In September, the bank accounts of several cryptocurrency firms in Singapore were closed.
This led to questions about the future of cryptocurrencies in the country. Indeed, the actions and rhetoric of key players have sent mixed messages, which further complicates things.
The banks involved were reluctant to explain their move, while authorities said they were reluctant to interfere. There was, however, some speculation that the bank account closures were related to anti-money laundering legislation.
Cryptocurrency traders in Singapore are not necessarily affected, as many have trading accounts overseas.
Many of the largest crypto exchanges are in the US, and traders tend to flock to the largest exchanges. In fact, you don’t even need to a Bitcoin wallet or an account on crypt exchange to trade Bitcoin. Retail traders can trade both Bitcoin and Ethereum by opening a forex trading account at brokers like IG.
Trading positions are held as CFDs (contracts for difference) which means the trader participates in the price move without actually owning the coins.
While some governments in Asia have cracked down on digital assets, most are quickly realising they may be missing an opportunity by taking a hard stance.
They have realised that the cryptocurrency movement may be unstoppable. And if that is indeed the case, they will need to embrace the movement. Not doing so means risking trade and investment going to the countries that do.
In Europe, Estonia has already expressed an interest in launching its own digital currency. Russia is also investigating a “Crypto Ruble”. In fact, Russia’s Minister of Communications recently said if they didn’t launch a digital currency, their neighbours would.
The Singapore Monetary Authority has stated that it may issue new rules to regulate cryptocurrencies.
Their main concern is money laundering and ICO scams. Regulating cryptocurrencies is easier said than done. The central premise of digital currencies is that they are anonymous and decentralized. And, the tougher the regulations are, the more chance there is that the industry will be driven underground.
They will, therefore, need to come up with regulations which all legitimate parties can agree to.
Another issue facing authorities is deciding what asset class Bitcoin falls under. Is it a currency, a commodity or an equity?
Digital assets have attributes of all three. A token represents an equity-like stake in a protocol, but it can also be used to transfer value like a currency and is scarce like a commodity.
It may make sense for governments to agree that Bitcoin belongs to a brand-new asset class and needs its own legal framework.
As a financial centre in Asia, Singapore is promoting itself as a Fintech hub. But if it wants to be the Fintech hub of Asia, it will have to lead the way in terms of blockchain technology and digital currencies too.

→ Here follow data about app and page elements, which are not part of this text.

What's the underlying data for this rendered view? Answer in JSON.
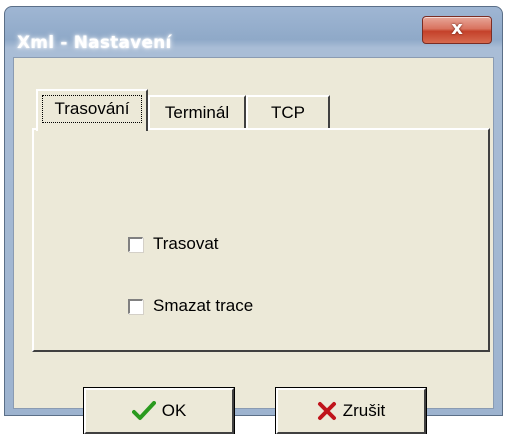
{
  "window": {
    "title": "Xml - Nastavení",
    "close_glyph": "x"
  },
  "tabs": [
    {
      "label": "Trasování"
    },
    {
      "label": "Terminál"
    },
    {
      "label": "TCP"
    }
  ],
  "options": [
    {
      "label": "Trasovat",
      "checked": false
    },
    {
      "label": "Smazat trace",
      "checked": false
    }
  ],
  "buttons": {
    "ok": {
      "label": "OK",
      "icon": "checkmark-icon",
      "icon_color": "#2a9a1e"
    },
    "cancel": {
      "label": "Zrušit",
      "icon": "cross-icon",
      "icon_color": "#c0141b"
    }
  }
}
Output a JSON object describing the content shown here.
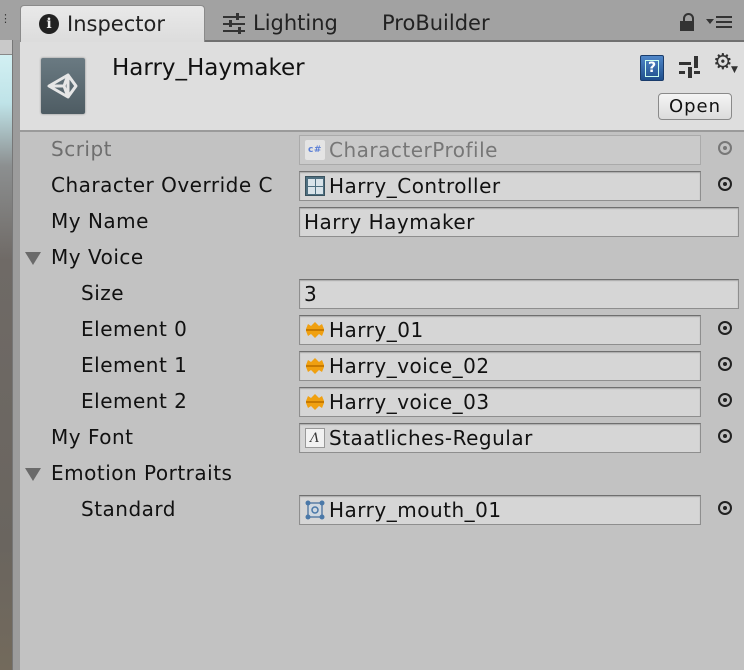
{
  "tabs": [
    {
      "label": "Inspector",
      "icon": "info-icon",
      "active": true
    },
    {
      "label": "Lighting",
      "icon": "sliders-icon",
      "active": false
    },
    {
      "label": "ProBuilder",
      "icon": null,
      "active": false
    }
  ],
  "header": {
    "object_name": "Harry_Haymaker",
    "help_glyph": "?",
    "gear_glyph": "⚙",
    "open_button": "Open"
  },
  "properties": {
    "script": {
      "label": "Script",
      "value": "CharacterProfile",
      "icon": "cs-script-icon",
      "cs_glyph": "c#"
    },
    "character_override": {
      "label": "Character Override C",
      "value": "Harry_Controller",
      "icon": "animator-controller-icon"
    },
    "my_name": {
      "label": "My Name",
      "value": "Harry Haymaker"
    },
    "my_voice": {
      "label": "My Voice",
      "expanded": true,
      "size": {
        "label": "Size",
        "value": "3"
      },
      "elements": [
        {
          "label": "Element 0",
          "value": "Harry_01",
          "icon": "audio-clip-icon"
        },
        {
          "label": "Element 1",
          "value": "Harry_voice_02",
          "icon": "audio-clip-icon"
        },
        {
          "label": "Element 2",
          "value": "Harry_voice_03",
          "icon": "audio-clip-icon"
        }
      ]
    },
    "my_font": {
      "label": "My Font",
      "value": "Staatliches-Regular",
      "icon": "font-icon",
      "font_glyph": "A"
    },
    "emotion_portraits": {
      "label": "Emotion Portraits",
      "expanded": true,
      "standard": {
        "label": "Standard",
        "value": "Harry_mouth_01",
        "icon": "sprite-icon"
      }
    }
  },
  "colors": {
    "panel_bg": "#c2c2c2",
    "header_bg": "#dedede",
    "tabbar_bg": "#a2a2a2",
    "audio_icon": "#f0a010"
  }
}
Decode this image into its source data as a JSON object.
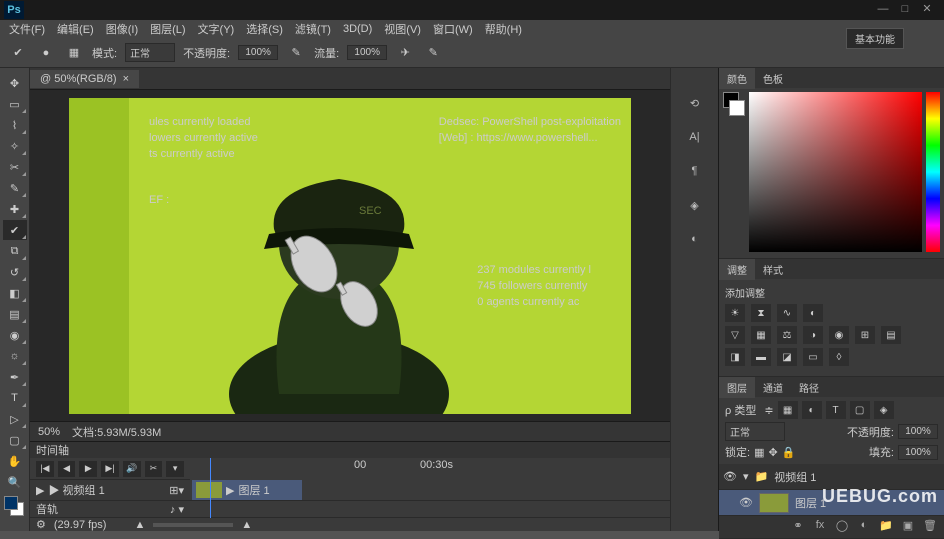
{
  "titlebar": {
    "logo": "Ps"
  },
  "menu": [
    "文件(F)",
    "编辑(E)",
    "图像(I)",
    "图层(L)",
    "文字(Y)",
    "选择(S)",
    "滤镜(T)",
    "3D(D)",
    "视图(V)",
    "窗口(W)",
    "帮助(H)"
  ],
  "window_controls": {
    "min": "—",
    "max": "□",
    "close": "✕"
  },
  "options": {
    "mode_label": "模式:",
    "mode_value": "正常",
    "opacity_label": "不透明度:",
    "opacity_value": "100%",
    "flow_label": "流量:",
    "flow_value": "100%"
  },
  "essentials": "基本功能",
  "doc_tab": {
    "name": "@ 50%(RGB/8)",
    "close": "×"
  },
  "canvas_text": {
    "left_l1": "ules currently loaded",
    "left_l2": "lowers currently active",
    "left_l3": "ts currently active",
    "left_l4": "EF :",
    "hat": "SEC",
    "right_l1": "Dedsec: PowerShell post-exploitation",
    "right_l2": "[Web] : https://www.powershell...",
    "r2_l1": "237  modules currently l",
    "r2_l2": "745  followers currently",
    "r2_l3": "0    agents currently ac"
  },
  "status": {
    "zoom": "50%",
    "docinfo": "文档:5.93M/5.93M"
  },
  "timeline": {
    "tab": "时间轴",
    "time0": "00",
    "time30": "00:30s",
    "fps": "(29.97 fps)",
    "track1": "▶ 视频组 1",
    "clip": "图层 1",
    "track2": "音轨"
  },
  "panels": {
    "color_tab": "颜色",
    "swatch_tab": "色板",
    "adjust_tab": "调整",
    "styles_tab": "样式",
    "adjust_title": "添加调整",
    "layers_tab": "图层",
    "channels_tab": "通道",
    "paths_tab": "路径",
    "kind_label": "ρ 类型",
    "blend_label": "正常",
    "opacity_label": "不透明度:",
    "opacity_val": "100%",
    "lock_label": "锁定:",
    "fill_label": "填充:",
    "fill_val": "100%",
    "layer1": "视频组 1",
    "layer2": "图层 1"
  },
  "watermark": "UEBUG.com"
}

The opportunity for Singapore may lie in creating the right legal framework for crypto assets. If it can establish itself as the most trusted domicile for crypto businesses, investors will follow. And, of course, the entrepreneurs will follow the money.
Featured Image Credit: AFP Photo/Roslan Rahman